Here’s how the game of iOS cat-and-mouse jailbreak works. A team releases a working jailbreak for the most recent version of iOS to the public. Apple moves to eliminate the exploit that made the last jailbreak possible, releases a new version of iOS, and stops ‘signing’ previous jailbreakable versions of iOS, meaning they can no longer be installed on devices. Rinse and repeat.
The last version of iOS, iOS 8.1.1, closed the hole that made the Pangu jailbreak possible. But now a new jailbreak has been released, that will jailbreak iOS 8.1.1 on any device. Here’s how to install it.
The jailbreak is called TaiG. It’s in Chinese, and it only works on Windows (although running it in a Windows virtual machine also works fine), but it jailbreaks every version of iOS from iOS 8.0 to iOS 8.1.1, and it works like a charm.
To install the jailbreak, download the TaiG tool, extract its contents, and run the tool as an administrator. For the device you intend to jailbreak, turn off ‘Find My iPhone’ and disable your passcode under ‘Settings’, then enable AirPlane mode.
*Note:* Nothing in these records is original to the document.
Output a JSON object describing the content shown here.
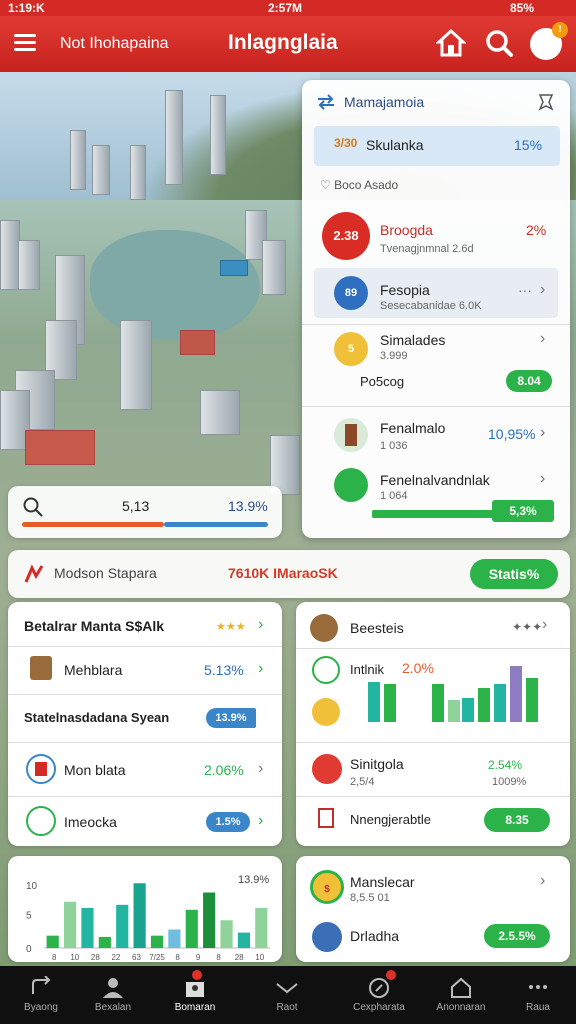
{
  "status": {
    "time_left": "1:19:K",
    "time_center": "2:57M",
    "battery": "85%"
  },
  "header": {
    "subtitle": "Not Ihohapaina",
    "title": "Inlagnglaia",
    "notification_count": "!"
  },
  "panel": {
    "title": "Mamajamoia",
    "highlight": {
      "badge": "3/30",
      "label": "Skulanka",
      "value": "15%"
    },
    "favorites_label": "Boco Asado",
    "items": [
      {
        "badge": "2.38",
        "name": "Broogda",
        "meta": "Tvenagjnmnal 2.6d",
        "value": "2%"
      },
      {
        "badge": "89",
        "name": "Fesopia",
        "meta": "Sesecabanidae 6.0K",
        "value": "···"
      },
      {
        "badge": "5",
        "name": "Simalades",
        "meta": "3.999",
        "sub": "Po5cog",
        "pill": "8.04"
      },
      {
        "badge": "",
        "name": "Fenalmalo",
        "meta": "1 036",
        "value": "10,95%"
      },
      {
        "badge": "",
        "name": "Fenelnalvandnlak",
        "meta": "1 064",
        "pill": "5,3%"
      }
    ]
  },
  "search": {
    "value": "5,13",
    "percent": "13.9%"
  },
  "strip": {
    "label": "Modson Stapara",
    "value": "7610K IMaraoSK",
    "button": "Statis%"
  },
  "card_left_top": {
    "title": "Betalrar Manta S$Alk",
    "rows": [
      {
        "name": "Mehblara",
        "value": "5.13%"
      },
      {
        "name": "Statelnasdadana Syean",
        "value": "13.9%"
      },
      {
        "name": "Mon blata",
        "value": "2.06%"
      },
      {
        "name": "Imeocka",
        "value": "1.5%"
      }
    ]
  },
  "card_right_top": {
    "title": "Beesteis",
    "row1": {
      "name": "Intlnik",
      "value": "2.0%"
    },
    "row3": {
      "name": "Sinitgola",
      "meta": "2,5/4",
      "v1": "2.54%",
      "v2": "1009%"
    },
    "row4": {
      "name": "Nnengjerabtle",
      "pill": "8.35"
    }
  },
  "chart_data": {
    "type": "bar",
    "ylabel": "",
    "y_ticks": [
      "10",
      "5",
      "0"
    ],
    "x_ticks": [
      "8",
      "10",
      "28",
      "22",
      "63",
      "7/25",
      "8",
      "9",
      "8",
      "28",
      "10"
    ],
    "peak_label": "13.9%",
    "values": [
      2,
      7.5,
      6.5,
      1.8,
      7,
      10.5,
      2,
      3,
      6.2,
      9,
      4.5,
      2.5,
      6.5
    ],
    "ylim": [
      0,
      12
    ]
  },
  "card_right_bottom": {
    "row1": {
      "name": "Manslecar",
      "meta": "8,5.5 01"
    },
    "row2": {
      "name": "Drladha",
      "pill": "2.5.5%"
    }
  },
  "nav": [
    {
      "label": "Byaong"
    },
    {
      "label": "Bexalan"
    },
    {
      "label": "Bomaran"
    },
    {
      "label": "Raot"
    },
    {
      "label": "Cexpharata"
    },
    {
      "label": "Anonnaran"
    },
    {
      "label": "Raua"
    }
  ],
  "colors": {
    "brand": "#d42a26",
    "accent_green": "#2bb34a",
    "accent_blue": "#3a86c8"
  }
}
Plug your device into your computer, and when TaiG recognizes your device, uncheck the second box (the one that doesn’t say Cydia) and hit the green button. When you see the smiley face, your jailbreak is done!
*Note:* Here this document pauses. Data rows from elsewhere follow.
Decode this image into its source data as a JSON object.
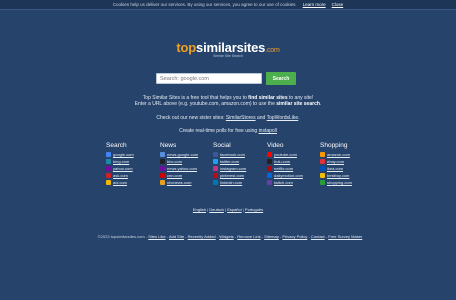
{
  "cookie": {
    "text": "Cookies help us deliver our services. By using our services, you agree to our use of cookies.",
    "learn_more": "Learn more",
    "close": "Close"
  },
  "logo": {
    "top": "top",
    "similar": "similar",
    "sites": "sites",
    "dotcom": ".com"
  },
  "tagline": "Similar Site Search",
  "search": {
    "placeholder": "Search: google.com",
    "button": "Search"
  },
  "intro": {
    "line1_pre": "Top Similar Sites is a free tool that helps you to ",
    "line1_bold": "find similar sites",
    "line1_post": " to any site!",
    "line2_pre": "Enter a URL above (e.g. youtube.com, amazon.com) to use the ",
    "line2_bold": "similar site search",
    "line2_post": "."
  },
  "sister": {
    "pre": "Check out our new sister sites: ",
    "link1": "SimilarStores",
    "and": " and ",
    "link2": "TopWordsLike",
    "post": "."
  },
  "polls": {
    "pre": "Create real-time polls for free using ",
    "link": "instapoll"
  },
  "categories": [
    {
      "title": "Search",
      "items": [
        {
          "label": "google.com",
          "color": "#4285f4"
        },
        {
          "label": "bing.com",
          "color": "#1e88a8"
        },
        {
          "label": "yahoo.com",
          "color": "#720e9e"
        },
        {
          "label": "ask.com",
          "color": "#d21f26"
        },
        {
          "label": "aol.com",
          "color": "#f5b800"
        }
      ]
    },
    {
      "title": "News",
      "items": [
        {
          "label": "news.google.com",
          "color": "#5a8ee0"
        },
        {
          "label": "bbc.com",
          "color": "#222222"
        },
        {
          "label": "news.yahoo.com",
          "color": "#720e9e"
        },
        {
          "label": "cnn.com",
          "color": "#cc0000"
        },
        {
          "label": "nbcnews.com",
          "color": "#e8a020"
        }
      ]
    },
    {
      "title": "Social",
      "items": [
        {
          "label": "facebook.com",
          "color": "#3b5998"
        },
        {
          "label": "twitter.com",
          "color": "#1da1f2"
        },
        {
          "label": "instagram.com",
          "color": "#c13584"
        },
        {
          "label": "pinterest.com",
          "color": "#bd081c"
        },
        {
          "label": "linkedin.com",
          "color": "#0077b5"
        }
      ]
    },
    {
      "title": "Video",
      "items": [
        {
          "label": "youtube.com",
          "color": "#ff0000"
        },
        {
          "label": "hulu.com",
          "color": "#222222"
        },
        {
          "label": "netflix.com",
          "color": "#b00710"
        },
        {
          "label": "dailymotion.com",
          "color": "#0066dc"
        },
        {
          "label": "twitch.com",
          "color": "#6441a5"
        }
      ]
    },
    {
      "title": "Shopping",
      "items": [
        {
          "label": "amazon.com",
          "color": "#ff9900"
        },
        {
          "label": "ebay.com",
          "color": "#e53238"
        },
        {
          "label": "ikea.com",
          "color": "#0051ba"
        },
        {
          "label": "bestbuy.com",
          "color": "#f0c000"
        },
        {
          "label": "shopping.com",
          "color": "#2a9d3a"
        }
      ]
    }
  ],
  "langs": [
    "English",
    "Deutsch",
    "Español",
    "Português"
  ],
  "footer": {
    "copyright": "©2023 topsimilarsites.com",
    "links": [
      "Sites Like",
      "Add Site",
      "Recently Added",
      "Widgets",
      "Remove Link",
      "Sitemap",
      "Privacy Policy",
      "Contact",
      "Free Survey Maker"
    ]
  }
}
I tried it, and it worked quite well. Of course, with Apple still signing iOS 8.1, it seems a little odd that a perfectly good jailbreak technique would be squandered on iOS 8.1.1 when it could have been held back for iOS 8.2. But I suppose we shouldn’t look a gift horse in the mouth.